While Captain Kathy was getting the back deck in order I did a little looking and seeing. It’s my belief that the bottom in our area isn’t so cut and dry meaning you really don’t have to find a wreck or a ledge to get the best opportunity to catch some quality fish. Now don’t get me wrong a ledge or wreck does definitely hold the attentions of all fish from upper to lower holding species. And you can see it very plainly with your fish finder. However, there is more to look for when it comes to scouting our bottom.
Ditches also known as Topless Tunnels
Yes, there is more to look for than the obvious wrecks and ledges. These are special areas that I call ditches and sometimes refer to as “topless tunnels.” These areas are located on what looks like a flat lifeless bottom. There is a secret as well as a chance for finding these areas. The secret is to know that there is a possibility that they can be anywhere on the ocean bottom. The chance is that those fish that live in it happen to be out of the ditch when you ride over it. When I see a flat bottom area, which shows absolutely no bottom life I watch out for any sort of bottom detail such as small bait fish hovering or a single large fish moving. I have my fish finder set up so that I can zoom right to the bottom, which offers quite a bite of detail. However, with anything detailed such as this you have to know what you are looking at. In my case it’s using the same style fish finder for over 20 years.
On April 18, 2012 Captain Frank, “Snapper Man” Murray fished with Captain Triple Trouble Steve at the Savannah Snapper banks. He is holding a nice genuine red snapper, which he caught while using a live ruby red lips. Captain Frank’s main goal is to catch a MAHI MAHI! My main goal is to see that this happens!!! And the best thing is we still got time!!
With my thoughts of finding more fish in mind I started slowly making way while looking for a particular bottom detail. Just as I have hundreds and maybe thousands of times over my past 50 years of fishing and as luck would have it “there was this one fish.” I quickly wrote coordinates down, screamed bait the hooks, and get ready. As I made a turned back up current of the area I was excited about what I had found. When the hooks hit the bottom big strong hook ups happened!! We caught everything from trigger fish, porgy, white grunts, and vermilion snapper. And I almost forget to mention that one big fish that was swimming near the bottom that turned my head. Whether or not this was the big fish, but Captain “Triple Trouble Steve did catch a big gag grouper. And this is why I love fishing so much, because you really never know what is going to bite your hook when!! However, with years of knowledge and real fishermen that can fish I really don’t know how any of us in the Tybee Fishing Team can go wrong!! GO TEAM TYBEE!!

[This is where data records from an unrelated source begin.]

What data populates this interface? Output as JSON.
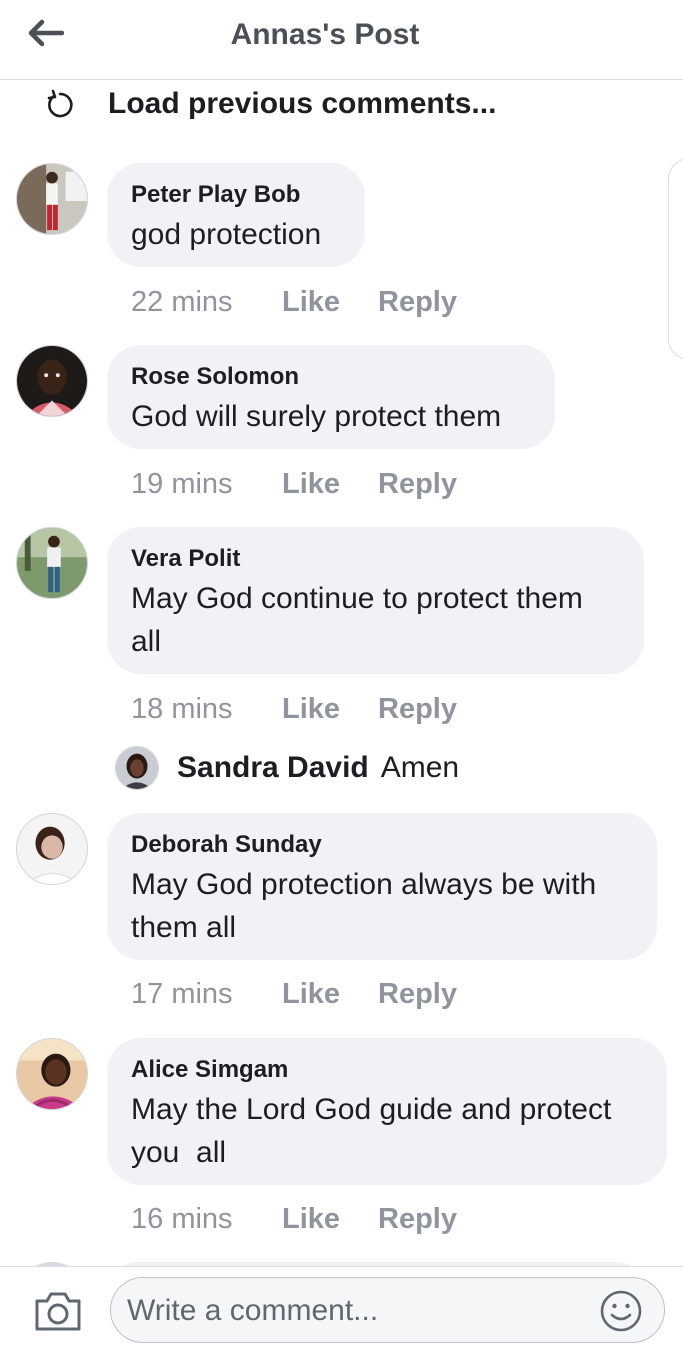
{
  "header": {
    "title": "Annas's Post",
    "back_icon": "back-arrow-icon"
  },
  "load_previous": {
    "label": "Load previous comments...",
    "icon": "refresh-icon"
  },
  "comments": [
    {
      "author": "Peter Play Bob",
      "text": "god protection",
      "time": "22 mins",
      "like": "Like",
      "reply": "Reply"
    },
    {
      "author": "Rose Solomon",
      "text": "God will surely protect them",
      "time": "19 mins",
      "like": "Like",
      "reply": "Reply"
    },
    {
      "author": "Vera Polit",
      "text": "May God continue to protect them all",
      "time": "18 mins",
      "like": "Like",
      "reply": "Reply"
    },
    {
      "author": "Deborah Sunday",
      "text": "May God protection always be with them all",
      "time": "17 mins",
      "like": "Like",
      "reply": "Reply"
    },
    {
      "author": "Alice Simgam",
      "text": "May the Lord God guide and protect you  all",
      "time": "16 mins",
      "like": "Like",
      "reply": "Reply"
    }
  ],
  "reply_preview": {
    "author": "Sandra David",
    "text": "Amen"
  },
  "composer": {
    "placeholder": "Write a comment...",
    "value": "",
    "camera_icon": "camera-icon",
    "emoji_icon": "emoji-icon"
  },
  "colors": {
    "bubble": "#f0f2f5",
    "meta_text": "#90949c",
    "title_text": "#4b4f56"
  }
}
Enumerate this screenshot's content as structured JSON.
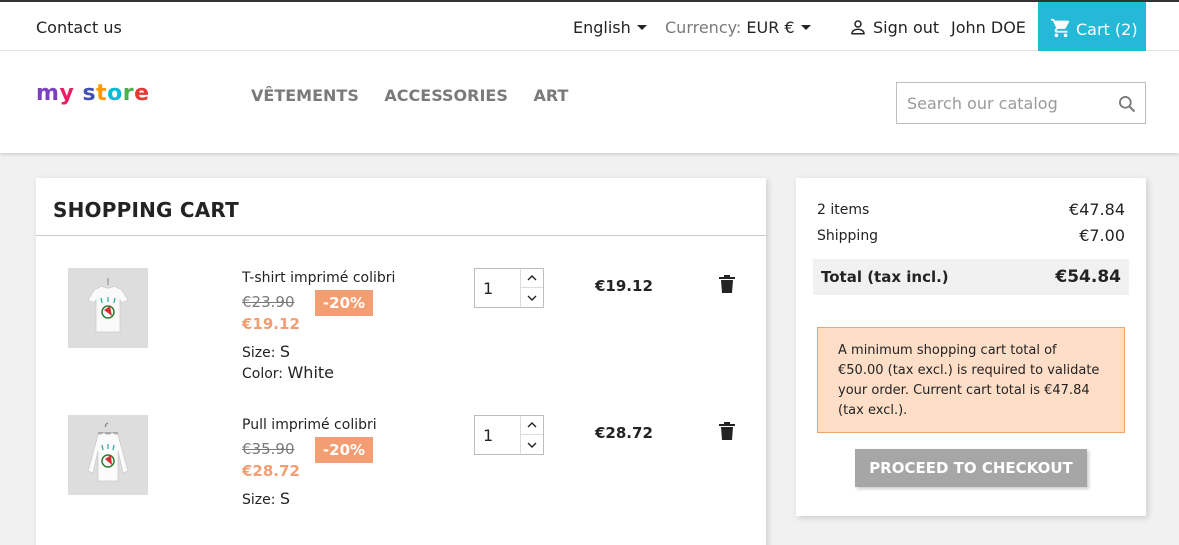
{
  "topbar": {
    "contact": "Contact us",
    "language": "English",
    "currency_label": "Currency:",
    "currency_value": "EUR €",
    "sign_out": "Sign out",
    "user_name": "John DOE",
    "cart_label": "Cart (2)"
  },
  "header": {
    "logo_text": "my store",
    "nav": [
      "VÊTEMENTS",
      "ACCESSORIES",
      "ART"
    ],
    "search_placeholder": "Search our catalog"
  },
  "cart": {
    "title": "SHOPPING CART",
    "items": [
      {
        "name": "T-shirt imprimé colibri",
        "old_price": "€23.90",
        "discount": "-20%",
        "new_price": "€19.12",
        "attrs": [
          {
            "label": "Size:",
            "value": "S"
          },
          {
            "label": "Color:",
            "value": "White"
          }
        ],
        "quantity": "1",
        "total": "€19.12"
      },
      {
        "name": "Pull imprimé colibri",
        "old_price": "€35.90",
        "discount": "-20%",
        "new_price": "€28.72",
        "attrs": [
          {
            "label": "Size:",
            "value": "S"
          }
        ],
        "quantity": "1",
        "total": "€28.72"
      }
    ]
  },
  "summary": {
    "items_label": "2 items",
    "items_value": "€47.84",
    "shipping_label": "Shipping",
    "shipping_value": "€7.00",
    "total_label": "Total (tax incl.)",
    "total_value": "€54.84",
    "alert": "A minimum shopping cart total of €50.00 (tax excl.) is required to validate your order. Current cart total is €47.84 (tax excl.).",
    "checkout": "PROCEED TO CHECKOUT"
  },
  "colors": {
    "accent": "#24b9d7",
    "discount": "#f39d72",
    "alert_bg": "#ffdec8"
  }
}
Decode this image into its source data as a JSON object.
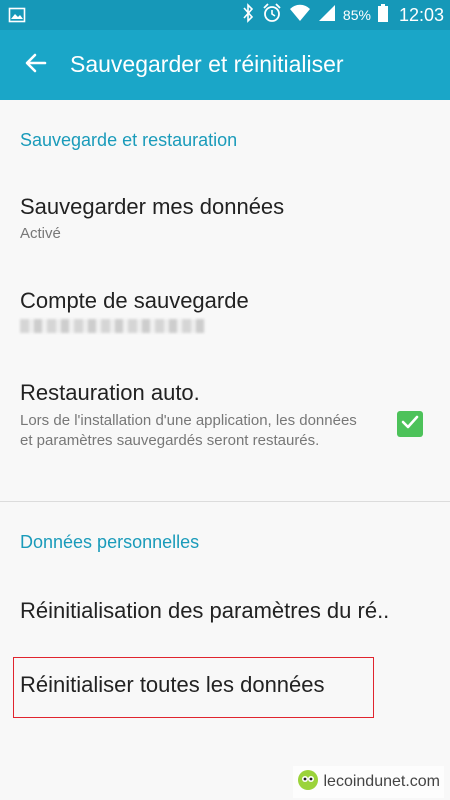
{
  "status_bar": {
    "battery_percent": "85%",
    "time": "12:03",
    "icons": [
      "image-icon",
      "bluetooth-icon",
      "alarm-icon",
      "wifi-icon",
      "signal-icon",
      "battery-icon"
    ]
  },
  "app_bar": {
    "title": "Sauvegarder et réinitialiser",
    "back_icon": "arrow-left-icon"
  },
  "sections": {
    "backup": {
      "header": "Sauvegarde et restauration",
      "backup_data": {
        "title": "Sauvegarder mes données",
        "status": "Activé"
      },
      "backup_account": {
        "title": "Compte de sauvegarde"
      },
      "auto_restore": {
        "title": "Restauration auto.",
        "description": "Lors de l'installation d'une application, les données et paramètres sauvegardés seront restaurés.",
        "checked": true
      }
    },
    "personal": {
      "header": "Données personnelles",
      "reset_settings": {
        "title": "Réinitialisation des paramètres du ré.."
      },
      "reset_all": {
        "title": "Réinitialiser toutes les données"
      }
    }
  },
  "watermark": {
    "text": "lecoindunet.com"
  },
  "colors": {
    "status_bar": "#1698b8",
    "app_bar": "#1aa6c8",
    "accent": "#1a9bba",
    "checkbox": "#4dc25a",
    "highlight": "#e0242e"
  }
}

Best fishing for grouper is yet to come
October through December!
With ocean temperatures on the drop these fish are making way. When a fish moves it’s got to eat. This big gag inhaled a large live vermillion snapper while bottom fishing in 130 feet of beautiful blue water.
Gulf Stream Bite

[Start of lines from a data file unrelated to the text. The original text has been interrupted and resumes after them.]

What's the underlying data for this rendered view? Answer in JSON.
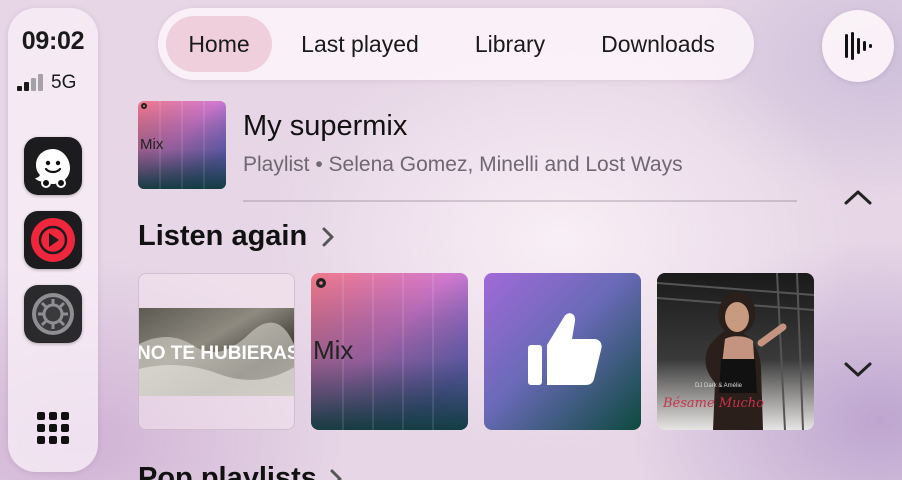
{
  "status": {
    "time": "09:02",
    "network": "5G",
    "signal_bars": 2
  },
  "dock": {
    "apps": [
      {
        "name": "Waze",
        "icon": "waze-icon"
      },
      {
        "name": "YouTube Music",
        "icon": "youtube-music-icon"
      },
      {
        "name": "Settings",
        "icon": "settings-icon"
      }
    ],
    "grid_icon": "app-grid-icon"
  },
  "tabs": [
    {
      "label": "Home",
      "active": true
    },
    {
      "label": "Last played",
      "active": false
    },
    {
      "label": "Library",
      "active": false
    },
    {
      "label": "Downloads",
      "active": false
    }
  ],
  "voice_icon": "voice-search-icon",
  "now_playing": {
    "art_label": "Mix",
    "title": "My supermix",
    "subtitle": "Playlist • Selena Gomez, Minelli and Lost Ways"
  },
  "listen_again": {
    "title": "Listen again",
    "cards": [
      {
        "kind": "video-thumb",
        "text": "NO TE HUBIERAS I"
      },
      {
        "kind": "mix",
        "text": "Mix"
      },
      {
        "kind": "liked",
        "icon": "thumbs-up-icon"
      },
      {
        "kind": "album",
        "artist": "DJ Dark & Amélie",
        "text": "Bésame Mucho"
      }
    ]
  },
  "next_section": {
    "title": "Pop playlists"
  },
  "colors": {
    "accent": "#e6b9c8",
    "text": "#1a1a1a",
    "muted": "#6f6772"
  }
}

Bottom fishing and trolling options!
Yes there big grouper at them there deep water drops!! Give jigging a try, because big bottom fish such as this big grouper are making plans to move!! And they have already gone into their bulking up mode!!

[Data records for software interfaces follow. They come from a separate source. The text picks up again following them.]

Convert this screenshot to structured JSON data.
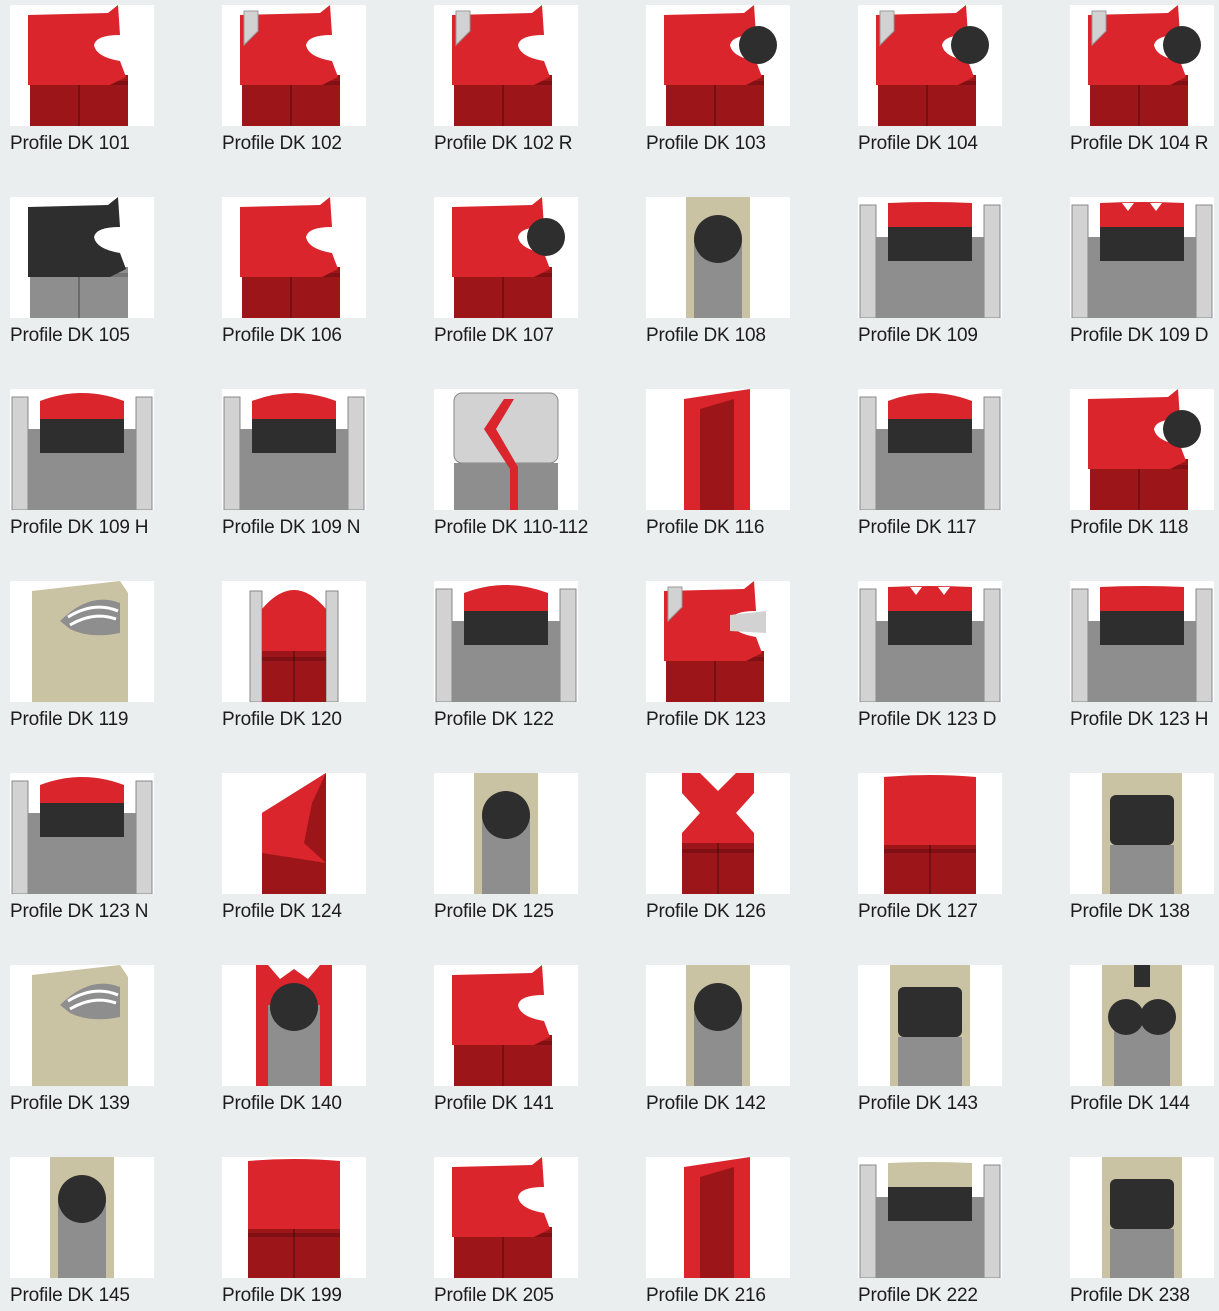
{
  "colors": {
    "background": "#ebeeee",
    "thumbnail_bg": "#ffffff",
    "red": "#d9252b",
    "dark_red": "#9c1519",
    "black": "#2e2e2e",
    "beige": "#c9c3a3",
    "light_grey": "#d2d2d2",
    "grey": "#8e8e8e"
  },
  "profiles": [
    {
      "label": "Profile DK 101",
      "material": "red",
      "style": "wiper"
    },
    {
      "label": "Profile DK 102",
      "material": "red",
      "style": "wiper-insert"
    },
    {
      "label": "Profile DK 102 R",
      "material": "red",
      "style": "wiper-insert"
    },
    {
      "label": "Profile DK 103",
      "material": "red",
      "style": "wiper-oring"
    },
    {
      "label": "Profile DK 104",
      "material": "red",
      "style": "wiper-insert-oring"
    },
    {
      "label": "Profile DK 104 R",
      "material": "red",
      "style": "wiper-insert-oring"
    },
    {
      "label": "Profile DK 105",
      "material": "black",
      "style": "wiper"
    },
    {
      "label": "Profile DK 106",
      "material": "red",
      "style": "wiper"
    },
    {
      "label": "Profile DK 107",
      "material": "red",
      "style": "wiper-oring"
    },
    {
      "label": "Profile DK 108",
      "material": "beige",
      "style": "oring-housing"
    },
    {
      "label": "Profile DK 109",
      "material": "red",
      "style": "flat-groove"
    },
    {
      "label": "Profile DK 109 D",
      "material": "red",
      "style": "notched-groove"
    },
    {
      "label": "Profile DK 109 H",
      "material": "red",
      "style": "dome-groove"
    },
    {
      "label": "Profile DK 109 N",
      "material": "red",
      "style": "dome-groove"
    },
    {
      "label": "Profile DK 110-112",
      "material": "grey",
      "style": "chevron"
    },
    {
      "label": "Profile DK 116",
      "material": "red",
      "style": "slim-lip"
    },
    {
      "label": "Profile DK 117",
      "material": "red",
      "style": "dome-groove"
    },
    {
      "label": "Profile DK 118",
      "material": "red",
      "style": "wiper-oring"
    },
    {
      "label": "Profile DK 119",
      "material": "beige",
      "style": "spring"
    },
    {
      "label": "Profile DK 120",
      "material": "red",
      "style": "round-top"
    },
    {
      "label": "Profile DK 122",
      "material": "red",
      "style": "dome-groove"
    },
    {
      "label": "Profile DK 123",
      "material": "red",
      "style": "wiper-insert-side"
    },
    {
      "label": "Profile DK 123 D",
      "material": "red",
      "style": "notched-groove"
    },
    {
      "label": "Profile DK 123 H",
      "material": "red",
      "style": "flat-groove"
    },
    {
      "label": "Profile DK 123 N",
      "material": "red",
      "style": "dome-groove"
    },
    {
      "label": "Profile DK 124",
      "material": "red",
      "style": "v-lip"
    },
    {
      "label": "Profile DK 125",
      "material": "beige",
      "style": "oring-housing"
    },
    {
      "label": "Profile DK 126",
      "material": "red",
      "style": "x-ring"
    },
    {
      "label": "Profile DK 127",
      "material": "red",
      "style": "block"
    },
    {
      "label": "Profile DK 138",
      "material": "beige",
      "style": "beige-black"
    },
    {
      "label": "Profile DK 139",
      "material": "beige",
      "style": "spring"
    },
    {
      "label": "Profile DK 140",
      "material": "red",
      "style": "notched-oring"
    },
    {
      "label": "Profile DK 141",
      "material": "red",
      "style": "wiper"
    },
    {
      "label": "Profile DK 142",
      "material": "beige",
      "style": "oring-housing"
    },
    {
      "label": "Profile DK 143",
      "material": "beige",
      "style": "beige-black"
    },
    {
      "label": "Profile DK 144",
      "material": "beige",
      "style": "double-oring"
    },
    {
      "label": "Profile DK 145",
      "material": "beige",
      "style": "oring-housing"
    },
    {
      "label": "Profile DK 199",
      "material": "red",
      "style": "block"
    },
    {
      "label": "Profile DK 205",
      "material": "red",
      "style": "wiper"
    },
    {
      "label": "Profile DK 216",
      "material": "red",
      "style": "slim-lip"
    },
    {
      "label": "Profile DK 222",
      "material": "beige",
      "style": "flat-groove"
    },
    {
      "label": "Profile DK 238",
      "material": "beige",
      "style": "beige-black"
    }
  ]
}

Johnnie Wilson on the E-FISHIN-C with a deli ledge gag grouper.
Thanks for reading! Captain Judy